At first, this seemed to refute the widely publicised belief that nothing prospers without predator control. I was staggered by the curlew’s ability to bring off a clutch of four eggs under such hostile conditions, and having been brought up on the doctrine that gamekeepers are a requisite part of wader conservation, I dared to hope that habitat and favourable weather would pull off a miracle.
Sure enough, the chicks grew like weeds. I photographed them every day and filled two notebooks with observations on their various strengths and vulnerabilities, their cohesion (or lack of it) and their complex communications with mission control (their parents). The mechanism by which adults detected and dispelled intruders was fascinating, and I began to have hopes that these chicks were not just a flash in the pan like so many that had gone before them in Galloway.

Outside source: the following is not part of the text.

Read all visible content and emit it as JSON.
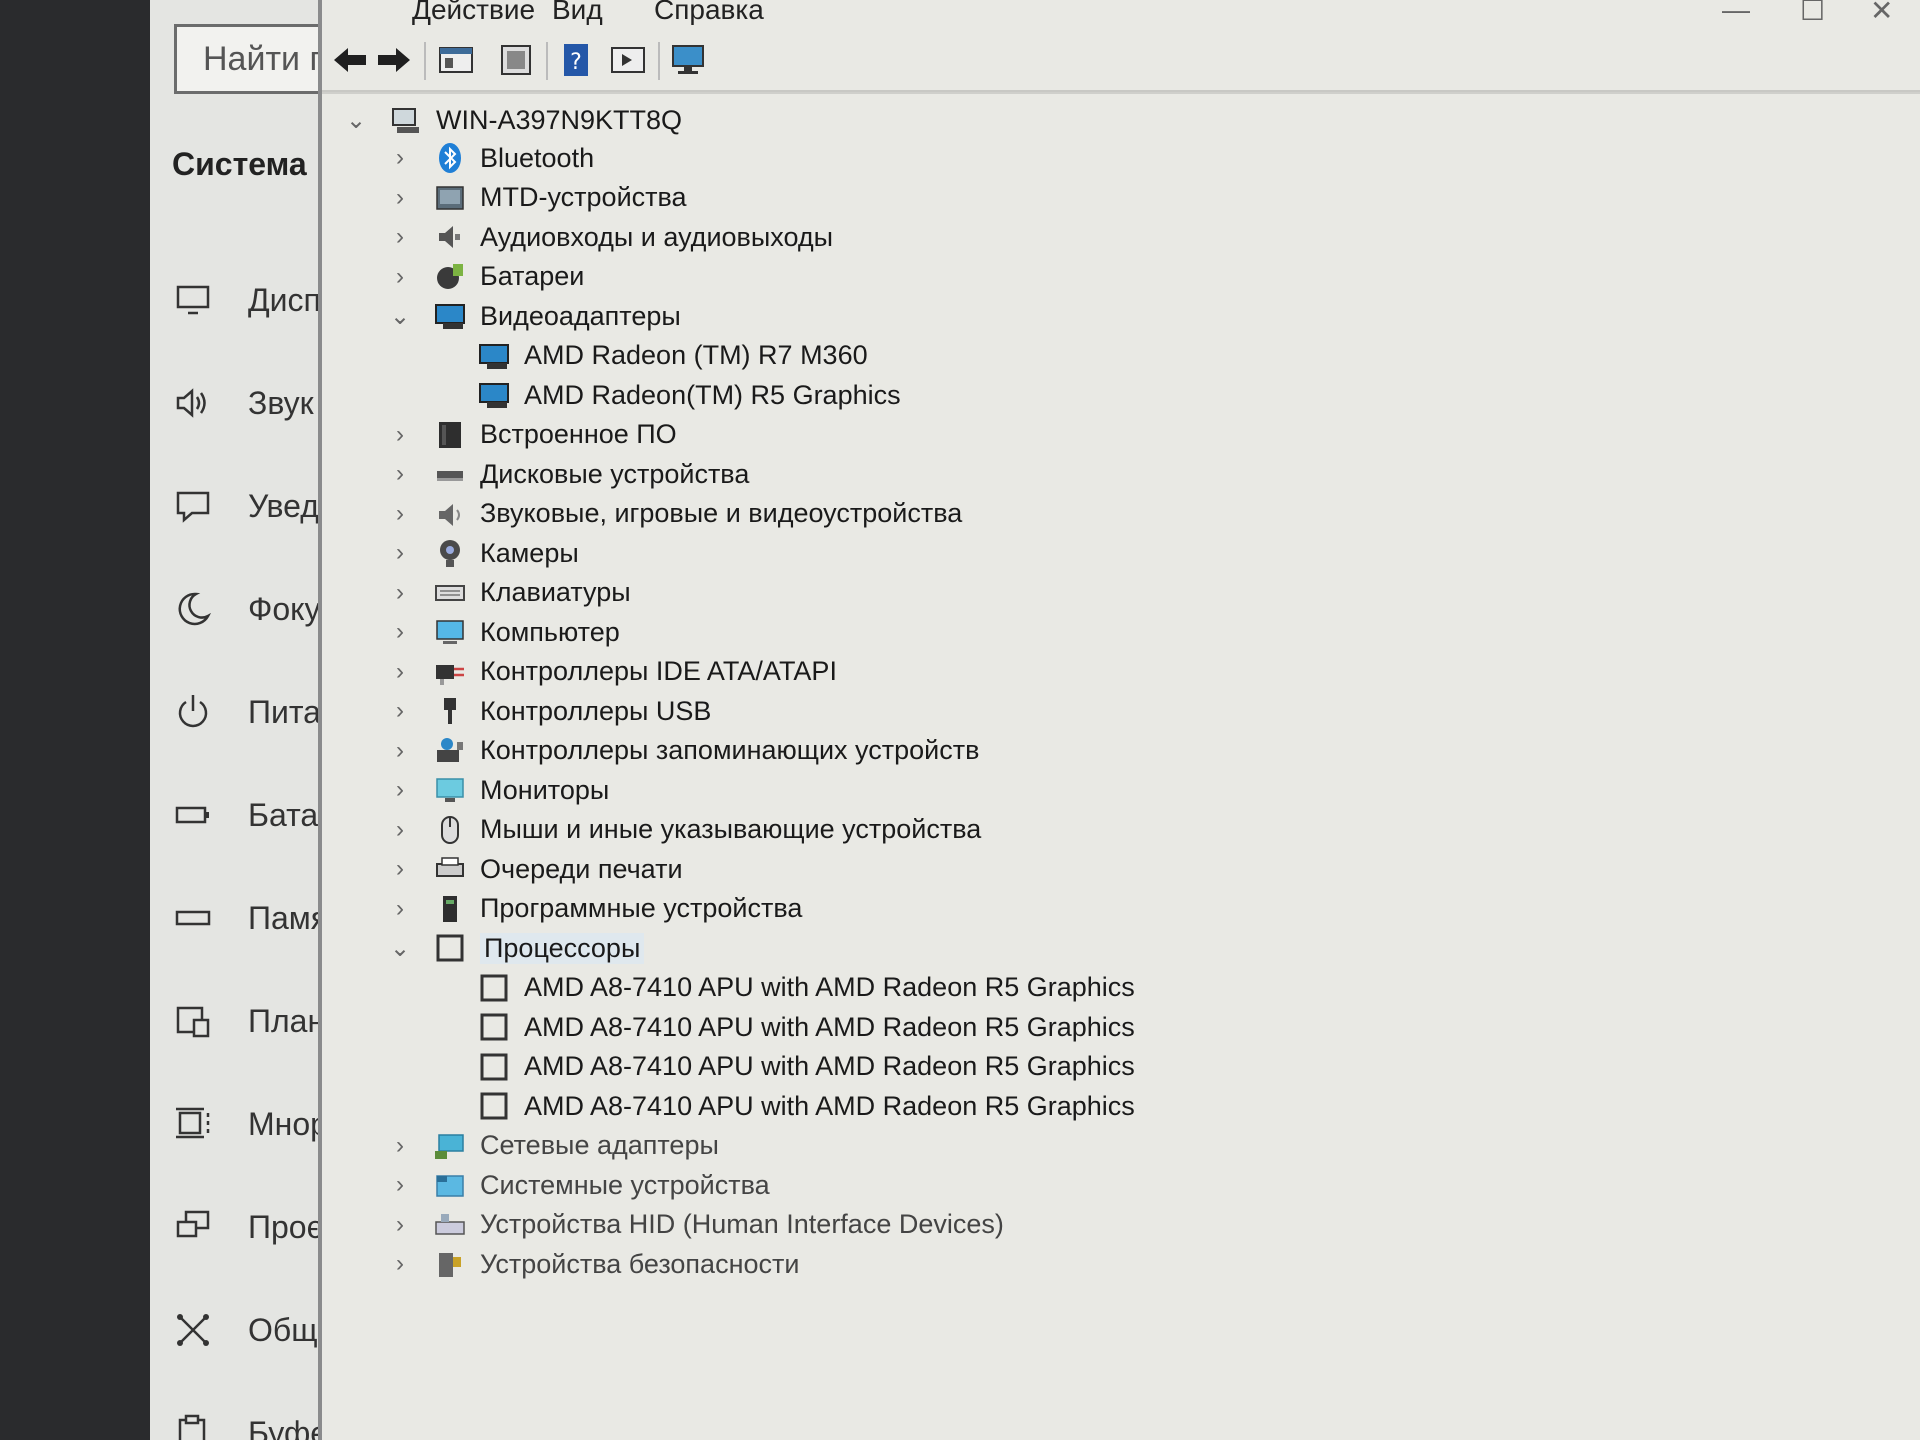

It was a sublime and totally unexpected window into the world of a bird that has become something of an enigma in my home county, and my work foundered as I watched over the chicks in a state of electrified delight from 3:45 in the morning to 10 o’clock at night.
But on Friday last week, there were suddenly only two chicks. On Sunday, there was one. There is still a single chick on the moss – I was watching it this morning, impressed at its growth and by the advent of its first primary feathers, but I can’t help wringing my hands at its chances of fledging after the demise of its peers.

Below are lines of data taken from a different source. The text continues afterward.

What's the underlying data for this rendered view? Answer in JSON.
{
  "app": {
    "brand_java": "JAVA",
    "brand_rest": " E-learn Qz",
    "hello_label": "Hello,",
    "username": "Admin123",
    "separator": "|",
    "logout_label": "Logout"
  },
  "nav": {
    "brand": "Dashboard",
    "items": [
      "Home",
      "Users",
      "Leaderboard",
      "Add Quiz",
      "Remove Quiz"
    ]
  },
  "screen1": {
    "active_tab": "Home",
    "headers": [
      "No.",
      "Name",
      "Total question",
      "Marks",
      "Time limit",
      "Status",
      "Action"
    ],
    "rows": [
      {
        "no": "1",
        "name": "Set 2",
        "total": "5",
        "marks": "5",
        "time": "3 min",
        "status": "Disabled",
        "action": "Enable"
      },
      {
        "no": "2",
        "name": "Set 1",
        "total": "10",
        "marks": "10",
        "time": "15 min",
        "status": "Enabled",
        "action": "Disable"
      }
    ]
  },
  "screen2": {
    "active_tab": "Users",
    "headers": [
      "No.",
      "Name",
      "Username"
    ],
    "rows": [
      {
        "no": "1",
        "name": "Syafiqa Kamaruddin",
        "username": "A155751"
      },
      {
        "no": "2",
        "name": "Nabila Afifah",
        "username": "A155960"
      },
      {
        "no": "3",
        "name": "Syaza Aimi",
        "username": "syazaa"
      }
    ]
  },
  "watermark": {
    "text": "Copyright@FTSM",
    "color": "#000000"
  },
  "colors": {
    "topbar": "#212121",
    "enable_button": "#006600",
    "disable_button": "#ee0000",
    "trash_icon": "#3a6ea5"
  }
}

I would love to be able to pinpoint a specific culprit for the disappearance of the three chicks. In fact, I would love to be able to prove that a predator was responsible, as without this evidence of the obvious, some will dismiss the whole observation as anecdotal hokum. Buzzards have certainly been a sticking point for the adults and there was a farm cat hunting up the road nearby the night before the first two chicks went missing. I don’t know what happened and the story is still not complete, but it’s a fair enough moment to set down an early conclusion at this stage.
We’ve had exceptional rearing weather this spring – it has been a once-in-a-decade season, and all kinds of birds have produced bumper crops of chicks. These curlews have enjoyed the double bonus of the farmer’s partial withdrawal from these acres, leaving the habitat to grow into something really special. What a coincidence; you could call it a “once-in-a-curlew’s-thirty-year-lifetime” opportunity.

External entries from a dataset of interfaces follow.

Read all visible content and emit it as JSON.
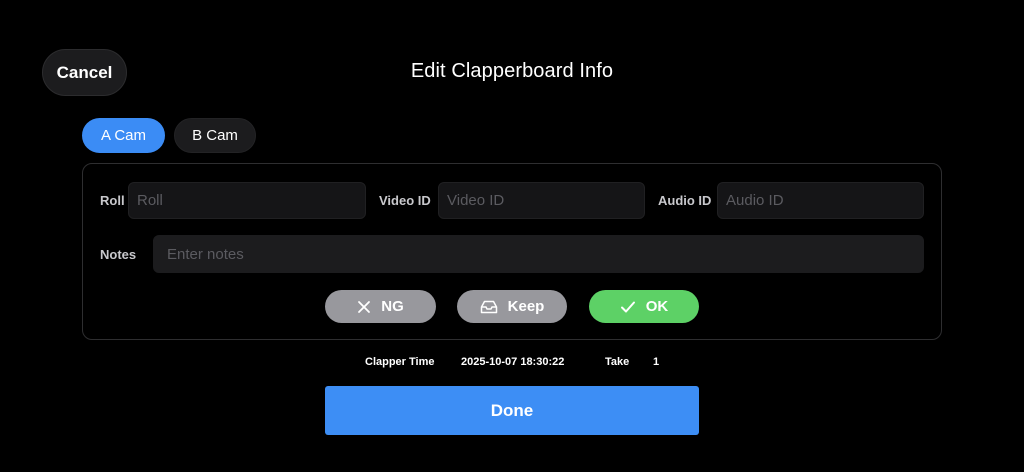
{
  "header": {
    "cancel_label": "Cancel",
    "title": "Edit Clapperboard Info"
  },
  "cam_tabs": [
    {
      "label": "A Cam",
      "selected": true
    },
    {
      "label": "B Cam",
      "selected": false
    }
  ],
  "fields": {
    "roll": {
      "label": "Roll",
      "value": "",
      "placeholder": "Roll"
    },
    "video_id": {
      "label": "Video ID",
      "value": "",
      "placeholder": "Video ID"
    },
    "audio_id": {
      "label": "Audio ID",
      "value": "",
      "placeholder": "Audio ID"
    },
    "notes": {
      "label": "Notes",
      "value": "",
      "placeholder": "Enter notes"
    }
  },
  "actions": {
    "ng": {
      "label": "NG",
      "icon": "x-icon"
    },
    "keep": {
      "label": "Keep",
      "icon": "tray-icon"
    },
    "ok": {
      "label": "OK",
      "icon": "checkmark-icon"
    }
  },
  "meta": {
    "clapper_time_label": "Clapper Time",
    "clapper_time_value": "2025-10-07 18:30:22",
    "take_label": "Take",
    "take_value": "1"
  },
  "footer": {
    "done_label": "Done"
  },
  "colors": {
    "accent_blue": "#3d8ef5",
    "ok_green": "#5dd166",
    "neutral_gray": "#98989d",
    "background": "#000000"
  }
}
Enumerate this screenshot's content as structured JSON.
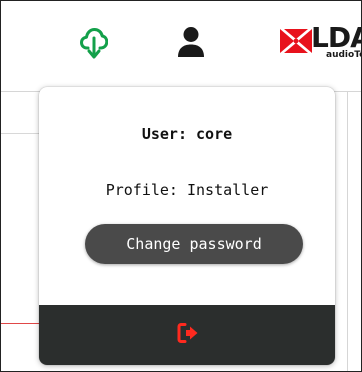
{
  "header": {
    "icons": [
      "cloud-upload-icon",
      "user-icon"
    ],
    "logo": {
      "text": "LDA",
      "subtext": "audioTech",
      "colors": {
        "mark": "#e8121c",
        "text": "#1a1a1a"
      }
    },
    "colors": {
      "cloud_icon": "#13a04a",
      "user_icon": "#1a1a1a"
    }
  },
  "user_menu": {
    "user_text": "User: core",
    "profile_text": "Profile: Installer",
    "change_password_label": "Change password",
    "logout_icon": "logout-icon",
    "colors": {
      "button_bg": "#4a4a4a",
      "footer_bg": "#2b2e2d",
      "logout_icon": "#ff2a1f"
    }
  }
}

With luck so heavily balanced in their favour, it is tempting to think that if this pair cannot fledge youngsters this year, they will never do it.
It has been a revelation to see what a tremendous difference A1 habitat and sunshine can make to a species that so rarely gets out of the starting blocks when it comes to breeding. But all that is for nothing without predator control.
Like all over-simplified “debates”, discussions around predation are easily polarised and made ridiculous. Some argue that predator control is unnecessary where the habitat is correct. Some argue that the cycles of weather result in natural booms and busts in wader productivity. I’m now more convinced than ever by the value of habitat and weather, but it’s increasingly clear that neither matter without predator control. When all three align, there is no reason why those four youngsters could not have fledged this year – it would have been exceptional, but this is an exceptional year. I don’t expect every wader to convert 100% of its eggs into fledged youngsters every year, but if the summer passes and these two devoted parents head back to the Solway on their own, it will be a bitter, bitter disappointment and a damning condemnation of our collective approach to conservation.